** THE PROBLEM **
Output the data below exactly as it is, dropping the pictures from your copy.
■ ■ ■
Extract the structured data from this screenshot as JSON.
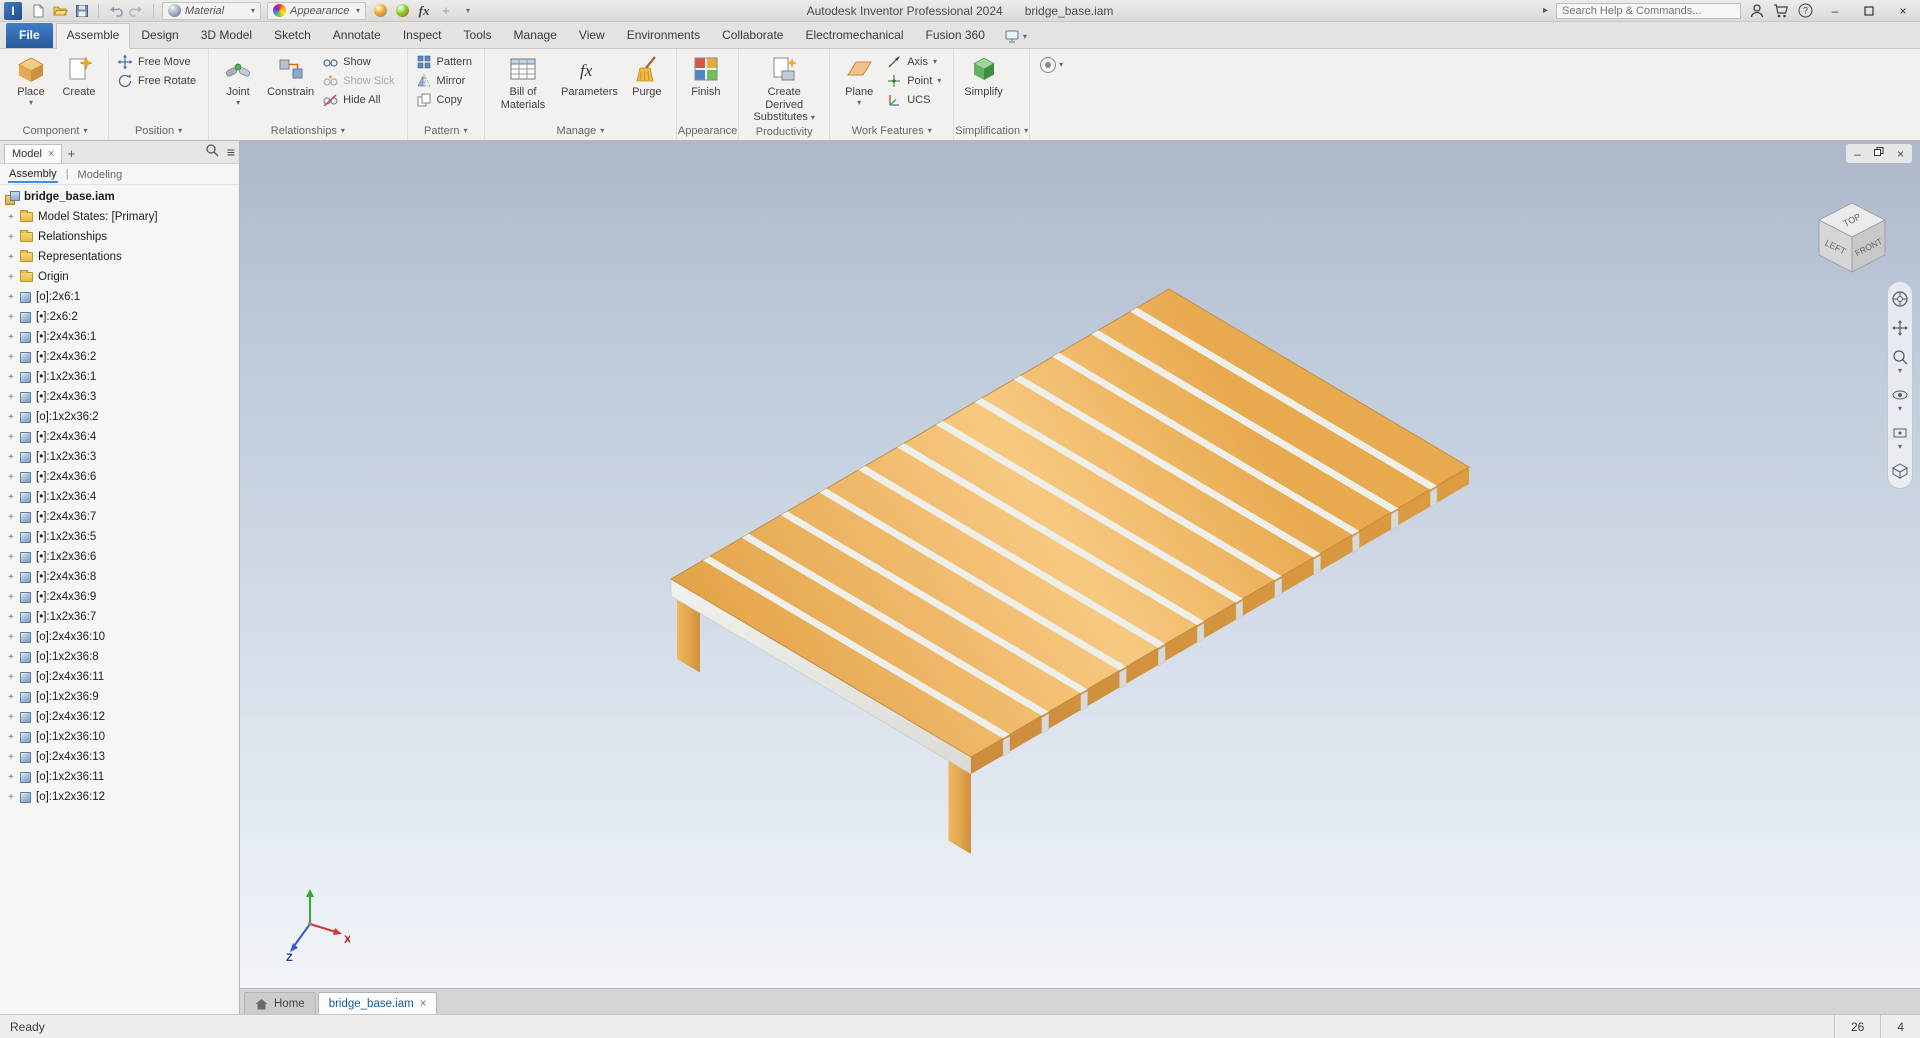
{
  "glyphs": {
    "caret": "▾",
    "close": "×",
    "plus": "+",
    "minus": "–",
    "pipe": "|",
    "tri": "▸",
    "menu": "≡",
    "help": "?"
  },
  "titlebar": {
    "app": "Autodesk Inventor Professional 2024",
    "doc": "bridge_base.iam",
    "material": "Material",
    "appearance": "Appearance",
    "fx": "fx",
    "search_placeholder": "Search Help & Commands..."
  },
  "ribbon_tabs": [
    "File",
    "Assemble",
    "Design",
    "3D Model",
    "Sketch",
    "Annotate",
    "Inspect",
    "Tools",
    "Manage",
    "View",
    "Environments",
    "Collaborate",
    "Electromechanical",
    "Fusion 360"
  ],
  "active_tab": "Assemble",
  "ribbon": {
    "component": {
      "label": "Component",
      "place": "Place",
      "create": "Create"
    },
    "position": {
      "label": "Position",
      "free_move": "Free Move",
      "free_rotate": "Free Rotate"
    },
    "relationships": {
      "label": "Relationships",
      "joint": "Joint",
      "constrain": "Constrain",
      "show": "Show",
      "show_sick": "Show Sick",
      "hide_all": "Hide All"
    },
    "pattern": {
      "label": "Pattern",
      "pattern": "Pattern",
      "mirror": "Mirror",
      "copy": "Copy"
    },
    "manage": {
      "label": "Manage",
      "bom": "Bill of Materials",
      "parameters": "Parameters",
      "purge": "Purge"
    },
    "appearance": {
      "label": "Appearance",
      "finish": "Finish"
    },
    "productivity": {
      "label": "Productivity",
      "create_derived": "Create Derived Substitutes"
    },
    "work_features": {
      "label": "Work Features",
      "plane": "Plane",
      "axis": "Axis",
      "point": "Point",
      "ucs": "UCS"
    },
    "simplification": {
      "label": "Simplification",
      "simplify": "Simplify"
    }
  },
  "browser": {
    "panel_tab": "Model",
    "mode_assembly": "Assembly",
    "mode_modeling": "Modeling",
    "root": "bridge_base.iam",
    "folders": [
      "Model States: [Primary]",
      "Relationships",
      "Representations",
      "Origin"
    ],
    "parts": [
      "[o]:2x6:1",
      "[•]:2x6:2",
      "[•]:2x4x36:1",
      "[•]:2x4x36:2",
      "[•]:1x2x36:1",
      "[•]:2x4x36:3",
      "[o]:1x2x36:2",
      "[•]:2x4x36:4",
      "[•]:1x2x36:3",
      "[•]:2x4x36:6",
      "[•]:1x2x36:4",
      "[•]:2x4x36:7",
      "[•]:1x2x36:5",
      "[•]:1x2x36:6",
      "[•]:2x4x36:8",
      "[•]:2x4x36:9",
      "[•]:1x2x36:7",
      "[o]:2x4x36:10",
      "[o]:1x2x36:8",
      "[o]:2x4x36:11",
      "[o]:1x2x36:9",
      "[o]:2x4x36:12",
      "[o]:1x2x36:10",
      "[o]:2x4x36:13",
      "[o]:1x2x36:11",
      "[o]:1x2x36:12"
    ]
  },
  "viewport": {
    "viewcube": {
      "top": "TOP",
      "left": "LEFT",
      "front": "FRONT"
    },
    "triad": {
      "x": "X",
      "z": "Z"
    },
    "doc_tabs": {
      "home": "Home",
      "active": "bridge_base.iam"
    }
  },
  "statusbar": {
    "status": "Ready",
    "count_occurrences": "26",
    "count_selected": "4"
  }
}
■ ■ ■
** YOUR SOLUTION **
Extract the structured data from this screenshot as JSON.
{
  "glyphs": {
    "caret": "▾",
    "close": "×",
    "plus": "+",
    "minus": "–",
    "pipe": "|",
    "tri": "▸",
    "menu": "≡",
    "help": "?"
  },
  "titlebar": {
    "app": "Autodesk Inventor Professional 2024",
    "doc": "bridge_base.iam",
    "material": "Material",
    "appearance": "Appearance",
    "fx": "fx",
    "search_placeholder": "Search Help & Commands..."
  },
  "ribbon_tabs": [
    "File",
    "Assemble",
    "Design",
    "3D Model",
    "Sketch",
    "Annotate",
    "Inspect",
    "Tools",
    "Manage",
    "View",
    "Environments",
    "Collaborate",
    "Electromechanical",
    "Fusion 360"
  ],
  "active_tab": "Assemble",
  "ribbon": {
    "component": {
      "label": "Component",
      "place": "Place",
      "create": "Create"
    },
    "position": {
      "label": "Position",
      "free_move": "Free Move",
      "free_rotate": "Free Rotate"
    },
    "relationships": {
      "label": "Relationships",
      "joint": "Joint",
      "constrain": "Constrain",
      "show": "Show",
      "show_sick": "Show Sick",
      "hide_all": "Hide All"
    },
    "pattern": {
      "label": "Pattern",
      "pattern": "Pattern",
      "mirror": "Mirror",
      "copy": "Copy"
    },
    "manage": {
      "label": "Manage",
      "bom": "Bill of Materials",
      "parameters": "Parameters",
      "purge": "Purge"
    },
    "appearance": {
      "label": "Appearance",
      "finish": "Finish"
    },
    "productivity": {
      "label": "Productivity",
      "create_derived": "Create Derived Substitutes"
    },
    "work_features": {
      "label": "Work Features",
      "plane": "Plane",
      "axis": "Axis",
      "point": "Point",
      "ucs": "UCS"
    },
    "simplification": {
      "label": "Simplification",
      "simplify": "Simplify"
    }
  },
  "browser": {
    "panel_tab": "Model",
    "mode_assembly": "Assembly",
    "mode_modeling": "Modeling",
    "root": "bridge_base.iam",
    "folders": [
      "Model States: [Primary]",
      "Relationships",
      "Representations",
      "Origin"
    ],
    "parts": [
      "[o]:2x6:1",
      "[•]:2x6:2",
      "[•]:2x4x36:1",
      "[•]:2x4x36:2",
      "[•]:1x2x36:1",
      "[•]:2x4x36:3",
      "[o]:1x2x36:2",
      "[•]:2x4x36:4",
      "[•]:1x2x36:3",
      "[•]:2x4x36:6",
      "[•]:1x2x36:4",
      "[•]:2x4x36:7",
      "[•]:1x2x36:5",
      "[•]:1x2x36:6",
      "[•]:2x4x36:8",
      "[•]:2x4x36:9",
      "[•]:1x2x36:7",
      "[o]:2x4x36:10",
      "[o]:1x2x36:8",
      "[o]:2x4x36:11",
      "[o]:1x2x36:9",
      "[o]:2x4x36:12",
      "[o]:1x2x36:10",
      "[o]:2x4x36:13",
      "[o]:1x2x36:11",
      "[o]:1x2x36:12"
    ]
  },
  "viewport": {
    "viewcube": {
      "top": "TOP",
      "left": "LEFT",
      "front": "FRONT"
    },
    "triad": {
      "x": "X",
      "z": "Z"
    },
    "doc_tabs": {
      "home": "Home",
      "active": "bridge_base.iam"
    }
  },
  "statusbar": {
    "status": "Ready",
    "count_occurrences": "26",
    "count_selected": "4"
  }
}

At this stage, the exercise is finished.